And then a strange thing happened. For where the tear had fallen, a hoof poked out of the ground, a mysterious hoof, not like any of the dog’s or cat’s paws. It was attached to a leg covered with coarse brown hair, and was itself very hard and black. It was so bizarre that the little Rabbit forgot to cry, and just lay there watching it. And presently the hoof was followed by a huge mooing animal-a cow.
She was quite the loveliest cow in the whole world. Her horns were made of ivory, and there was a solid gold bell round her neck, and her moo was like heavenly music. And she came close to the little Rabbit and licked him up in her her tongue.
“Little Rabbit,” she said, “don’t you know who I am?”
The Rabbit looked up at her, and it seemed to him that he had seen her nose before, but he couldn’t think where.
“I am the kitchen magic Cow,” she said. “I take care of all the dairy products that the children have loved. Needless to say, this is the first job I’ve ever had. But I take them away and turn them Real.”
“Wasn’t I Real cheese before?” asked the little Rabbit.
“You were Real to the Boy,” the Cow said, “and Real Disgusting to everyone else. But now you shall be Real Cheese to everyone.”
And she slurped the Rabbit up in her tongue and swallowed him down.
The Rabbit spent many hours being spit up and rechewed, then shivering in strange agony as digestive juices finally managed to break him down, although they weren’t happy about it, and told the Cow so with painful indigestion. Later the next morning, the Cow was milked, and the milk was taken and carefully processed into a delightfully tangy cheddar. The cheddar was coated in wax and taken to the cheese shop.

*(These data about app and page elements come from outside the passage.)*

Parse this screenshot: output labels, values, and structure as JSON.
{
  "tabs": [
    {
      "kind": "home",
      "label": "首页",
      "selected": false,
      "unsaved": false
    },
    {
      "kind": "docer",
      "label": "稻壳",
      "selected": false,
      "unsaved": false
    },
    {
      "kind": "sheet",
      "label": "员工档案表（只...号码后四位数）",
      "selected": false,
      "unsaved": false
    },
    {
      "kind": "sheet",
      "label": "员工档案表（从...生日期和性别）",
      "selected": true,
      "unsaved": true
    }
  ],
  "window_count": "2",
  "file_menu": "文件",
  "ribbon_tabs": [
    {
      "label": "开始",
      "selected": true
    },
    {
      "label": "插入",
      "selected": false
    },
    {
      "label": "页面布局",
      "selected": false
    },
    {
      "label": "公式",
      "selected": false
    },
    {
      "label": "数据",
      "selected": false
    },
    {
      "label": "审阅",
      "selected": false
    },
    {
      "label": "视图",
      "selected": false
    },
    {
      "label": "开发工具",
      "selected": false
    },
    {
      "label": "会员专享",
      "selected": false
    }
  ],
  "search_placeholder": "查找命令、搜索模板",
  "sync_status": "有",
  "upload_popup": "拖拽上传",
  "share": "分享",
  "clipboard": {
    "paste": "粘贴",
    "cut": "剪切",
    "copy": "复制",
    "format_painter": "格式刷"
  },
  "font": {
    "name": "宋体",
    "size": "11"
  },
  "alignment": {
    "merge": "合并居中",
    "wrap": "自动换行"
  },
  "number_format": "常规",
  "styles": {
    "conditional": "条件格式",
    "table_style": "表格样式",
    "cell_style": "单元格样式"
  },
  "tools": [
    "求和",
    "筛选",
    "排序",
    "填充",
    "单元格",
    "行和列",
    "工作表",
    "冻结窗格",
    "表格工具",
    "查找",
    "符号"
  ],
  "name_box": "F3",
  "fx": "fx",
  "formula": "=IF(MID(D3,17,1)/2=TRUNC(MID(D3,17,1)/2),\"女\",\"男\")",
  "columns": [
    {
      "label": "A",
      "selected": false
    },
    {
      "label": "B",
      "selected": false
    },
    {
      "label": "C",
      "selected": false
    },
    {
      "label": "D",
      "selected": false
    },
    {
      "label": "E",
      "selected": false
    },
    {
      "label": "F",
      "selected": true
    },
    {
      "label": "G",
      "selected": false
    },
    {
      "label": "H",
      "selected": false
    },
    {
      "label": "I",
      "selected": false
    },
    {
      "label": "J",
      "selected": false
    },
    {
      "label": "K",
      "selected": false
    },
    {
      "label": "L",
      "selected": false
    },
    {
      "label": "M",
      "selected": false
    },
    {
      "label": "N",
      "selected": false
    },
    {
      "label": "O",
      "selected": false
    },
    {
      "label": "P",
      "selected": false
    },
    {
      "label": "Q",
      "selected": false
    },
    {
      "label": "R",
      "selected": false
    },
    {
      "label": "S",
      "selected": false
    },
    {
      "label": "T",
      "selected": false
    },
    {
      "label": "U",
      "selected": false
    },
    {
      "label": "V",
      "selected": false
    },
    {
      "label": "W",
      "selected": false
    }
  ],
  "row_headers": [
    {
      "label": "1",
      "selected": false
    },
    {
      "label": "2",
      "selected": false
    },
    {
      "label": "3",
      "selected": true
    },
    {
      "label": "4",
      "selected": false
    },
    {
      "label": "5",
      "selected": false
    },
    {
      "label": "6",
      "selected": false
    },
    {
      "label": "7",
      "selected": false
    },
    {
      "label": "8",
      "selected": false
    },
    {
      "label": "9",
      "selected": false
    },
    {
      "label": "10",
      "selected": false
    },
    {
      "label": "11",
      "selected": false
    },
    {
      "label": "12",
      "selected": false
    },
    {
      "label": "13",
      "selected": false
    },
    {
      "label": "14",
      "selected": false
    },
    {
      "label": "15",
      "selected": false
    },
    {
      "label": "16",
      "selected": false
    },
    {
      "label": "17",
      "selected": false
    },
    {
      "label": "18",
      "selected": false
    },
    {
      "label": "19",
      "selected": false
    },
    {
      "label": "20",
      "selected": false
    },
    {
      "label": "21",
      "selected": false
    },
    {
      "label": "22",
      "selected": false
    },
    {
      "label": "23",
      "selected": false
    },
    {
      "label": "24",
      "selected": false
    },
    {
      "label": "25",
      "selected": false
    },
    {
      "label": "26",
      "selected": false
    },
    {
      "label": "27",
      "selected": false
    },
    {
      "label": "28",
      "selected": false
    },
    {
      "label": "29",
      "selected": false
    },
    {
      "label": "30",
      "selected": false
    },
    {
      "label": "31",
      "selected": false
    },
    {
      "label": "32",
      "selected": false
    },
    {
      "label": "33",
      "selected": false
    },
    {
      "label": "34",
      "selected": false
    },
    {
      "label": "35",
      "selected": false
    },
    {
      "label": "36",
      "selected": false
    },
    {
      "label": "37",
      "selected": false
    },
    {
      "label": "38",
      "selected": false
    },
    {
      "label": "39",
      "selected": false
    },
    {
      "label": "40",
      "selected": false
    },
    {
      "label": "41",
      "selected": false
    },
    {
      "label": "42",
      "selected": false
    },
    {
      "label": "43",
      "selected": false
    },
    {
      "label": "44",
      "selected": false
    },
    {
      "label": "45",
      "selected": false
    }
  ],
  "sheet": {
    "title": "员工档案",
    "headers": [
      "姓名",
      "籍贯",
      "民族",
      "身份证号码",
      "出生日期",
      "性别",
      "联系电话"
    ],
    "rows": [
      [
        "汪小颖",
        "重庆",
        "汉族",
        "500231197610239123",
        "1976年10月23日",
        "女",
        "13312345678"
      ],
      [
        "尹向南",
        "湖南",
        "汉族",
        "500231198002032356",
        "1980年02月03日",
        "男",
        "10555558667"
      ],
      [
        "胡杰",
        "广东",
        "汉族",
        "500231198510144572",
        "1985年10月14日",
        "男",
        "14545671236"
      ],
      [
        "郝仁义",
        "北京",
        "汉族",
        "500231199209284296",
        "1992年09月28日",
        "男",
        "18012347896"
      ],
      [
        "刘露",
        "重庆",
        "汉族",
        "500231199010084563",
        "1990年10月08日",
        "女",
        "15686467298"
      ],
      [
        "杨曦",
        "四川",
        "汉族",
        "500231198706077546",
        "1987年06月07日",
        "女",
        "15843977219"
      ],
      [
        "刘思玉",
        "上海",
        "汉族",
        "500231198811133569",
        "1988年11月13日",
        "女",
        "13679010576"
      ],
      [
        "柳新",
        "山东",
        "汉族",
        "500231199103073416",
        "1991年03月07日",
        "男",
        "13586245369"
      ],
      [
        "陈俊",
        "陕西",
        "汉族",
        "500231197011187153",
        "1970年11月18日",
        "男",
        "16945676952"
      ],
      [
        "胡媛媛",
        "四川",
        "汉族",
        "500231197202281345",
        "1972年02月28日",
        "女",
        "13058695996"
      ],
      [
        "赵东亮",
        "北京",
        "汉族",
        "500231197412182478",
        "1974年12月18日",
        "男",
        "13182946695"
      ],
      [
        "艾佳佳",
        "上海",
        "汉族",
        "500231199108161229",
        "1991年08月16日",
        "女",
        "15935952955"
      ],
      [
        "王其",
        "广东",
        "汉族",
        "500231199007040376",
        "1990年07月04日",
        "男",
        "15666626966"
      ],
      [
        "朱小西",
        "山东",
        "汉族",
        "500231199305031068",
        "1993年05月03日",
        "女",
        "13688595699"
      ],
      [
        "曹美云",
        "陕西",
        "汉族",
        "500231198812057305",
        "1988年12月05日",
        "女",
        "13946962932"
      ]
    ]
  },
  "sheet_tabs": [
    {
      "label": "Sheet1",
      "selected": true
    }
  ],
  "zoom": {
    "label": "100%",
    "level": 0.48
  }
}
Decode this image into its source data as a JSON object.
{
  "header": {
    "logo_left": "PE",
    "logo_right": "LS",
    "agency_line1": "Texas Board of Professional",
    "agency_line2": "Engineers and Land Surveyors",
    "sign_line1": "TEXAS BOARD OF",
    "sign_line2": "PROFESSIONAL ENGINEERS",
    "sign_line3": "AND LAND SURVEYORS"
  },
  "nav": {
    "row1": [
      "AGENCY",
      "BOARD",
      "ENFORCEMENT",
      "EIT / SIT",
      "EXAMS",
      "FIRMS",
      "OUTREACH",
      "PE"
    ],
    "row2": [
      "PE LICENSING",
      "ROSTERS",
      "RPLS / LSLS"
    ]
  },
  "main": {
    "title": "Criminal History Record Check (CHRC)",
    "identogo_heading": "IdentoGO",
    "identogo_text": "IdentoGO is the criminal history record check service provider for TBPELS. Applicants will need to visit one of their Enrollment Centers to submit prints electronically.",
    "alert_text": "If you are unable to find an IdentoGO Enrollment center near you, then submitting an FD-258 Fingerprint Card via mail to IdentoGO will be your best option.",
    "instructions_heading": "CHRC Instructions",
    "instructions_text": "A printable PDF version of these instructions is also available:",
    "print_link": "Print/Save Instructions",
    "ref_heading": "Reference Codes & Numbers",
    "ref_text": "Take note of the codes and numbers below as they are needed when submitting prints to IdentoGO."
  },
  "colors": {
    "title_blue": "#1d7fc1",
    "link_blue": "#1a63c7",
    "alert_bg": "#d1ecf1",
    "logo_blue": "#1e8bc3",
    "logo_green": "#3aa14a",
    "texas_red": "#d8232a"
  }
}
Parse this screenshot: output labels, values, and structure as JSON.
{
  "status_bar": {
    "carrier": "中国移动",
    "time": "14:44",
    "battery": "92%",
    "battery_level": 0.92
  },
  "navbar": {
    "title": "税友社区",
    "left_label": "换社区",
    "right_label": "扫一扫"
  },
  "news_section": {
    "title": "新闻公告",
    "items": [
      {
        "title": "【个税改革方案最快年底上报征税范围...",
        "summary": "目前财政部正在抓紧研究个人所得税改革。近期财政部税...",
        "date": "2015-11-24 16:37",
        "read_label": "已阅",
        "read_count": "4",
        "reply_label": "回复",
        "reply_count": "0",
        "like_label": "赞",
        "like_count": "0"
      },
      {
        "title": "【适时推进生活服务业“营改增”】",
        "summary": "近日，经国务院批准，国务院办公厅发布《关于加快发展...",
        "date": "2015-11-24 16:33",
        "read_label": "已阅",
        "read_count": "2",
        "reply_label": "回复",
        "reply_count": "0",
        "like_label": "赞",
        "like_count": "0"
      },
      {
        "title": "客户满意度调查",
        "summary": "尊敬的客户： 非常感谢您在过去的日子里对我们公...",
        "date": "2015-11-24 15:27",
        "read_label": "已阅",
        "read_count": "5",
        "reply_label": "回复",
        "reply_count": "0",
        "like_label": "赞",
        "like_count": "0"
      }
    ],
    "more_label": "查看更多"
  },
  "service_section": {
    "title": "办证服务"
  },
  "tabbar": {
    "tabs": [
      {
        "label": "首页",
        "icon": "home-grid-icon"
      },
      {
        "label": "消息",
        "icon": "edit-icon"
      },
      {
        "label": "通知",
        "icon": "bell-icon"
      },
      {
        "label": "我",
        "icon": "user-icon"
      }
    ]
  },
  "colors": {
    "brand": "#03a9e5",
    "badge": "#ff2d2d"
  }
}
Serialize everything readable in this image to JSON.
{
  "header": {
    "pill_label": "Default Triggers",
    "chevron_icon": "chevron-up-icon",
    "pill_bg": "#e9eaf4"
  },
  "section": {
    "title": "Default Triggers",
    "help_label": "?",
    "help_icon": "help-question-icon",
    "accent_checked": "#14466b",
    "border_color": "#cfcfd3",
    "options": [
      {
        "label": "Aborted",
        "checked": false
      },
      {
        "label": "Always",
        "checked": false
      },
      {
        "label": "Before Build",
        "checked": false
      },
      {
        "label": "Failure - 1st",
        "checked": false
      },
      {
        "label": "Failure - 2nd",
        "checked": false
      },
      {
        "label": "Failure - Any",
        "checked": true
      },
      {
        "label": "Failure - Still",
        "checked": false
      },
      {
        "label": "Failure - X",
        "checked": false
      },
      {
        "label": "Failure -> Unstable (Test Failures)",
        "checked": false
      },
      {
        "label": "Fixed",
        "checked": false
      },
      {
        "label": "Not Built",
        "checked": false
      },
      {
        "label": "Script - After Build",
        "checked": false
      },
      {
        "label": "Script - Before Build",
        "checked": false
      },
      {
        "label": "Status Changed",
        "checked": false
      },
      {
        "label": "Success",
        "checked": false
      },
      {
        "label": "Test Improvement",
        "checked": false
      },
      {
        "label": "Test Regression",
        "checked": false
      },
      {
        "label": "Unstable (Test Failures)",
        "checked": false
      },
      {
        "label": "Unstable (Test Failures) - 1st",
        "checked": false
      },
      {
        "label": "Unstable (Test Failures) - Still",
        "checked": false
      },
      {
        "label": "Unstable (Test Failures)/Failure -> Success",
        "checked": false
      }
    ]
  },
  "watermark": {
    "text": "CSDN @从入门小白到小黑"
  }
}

Once there the Rabbit sat quite still and never moved. For when he saw all those fine cheeses sitting about him he suddenly remembered about his peculiar odor, and he didn’t want them to see that he contained artificial colors and flavors, as well as BHT to preserve freshness. He might have sat there a long time, too shy to speak, if just then he hadn’t noticed a bottle of Chablis; and before he thought what he was doing, he complemented it.
And he found that he actually had flavor! Instead of a spongy consistency he had a waxy covering, red and unyielding, his odor was sharp and appealing, and his flavor was so yummy that his price sticker was well over six dollars! He was a Real Cheese at last, at home with the other cheeses.
Sunday passed, and Monday, and on Tuesday, when the Boy got out of school, he wandered over to the cheese shop. And while he was browsing, he noticed two cheeses sitting on the counter. One of them had an imprint on its wax; it was that of a small, shy, melting rabbit. And something about the odor to that cheese was so familiar that the Boy thought to himself: “Why that looks just like my old Bunny that was lost when I went bonkers!”
But he never knew that it really was his own Bunny, sitting on the counter and staring at the child who had first helped him to be Real.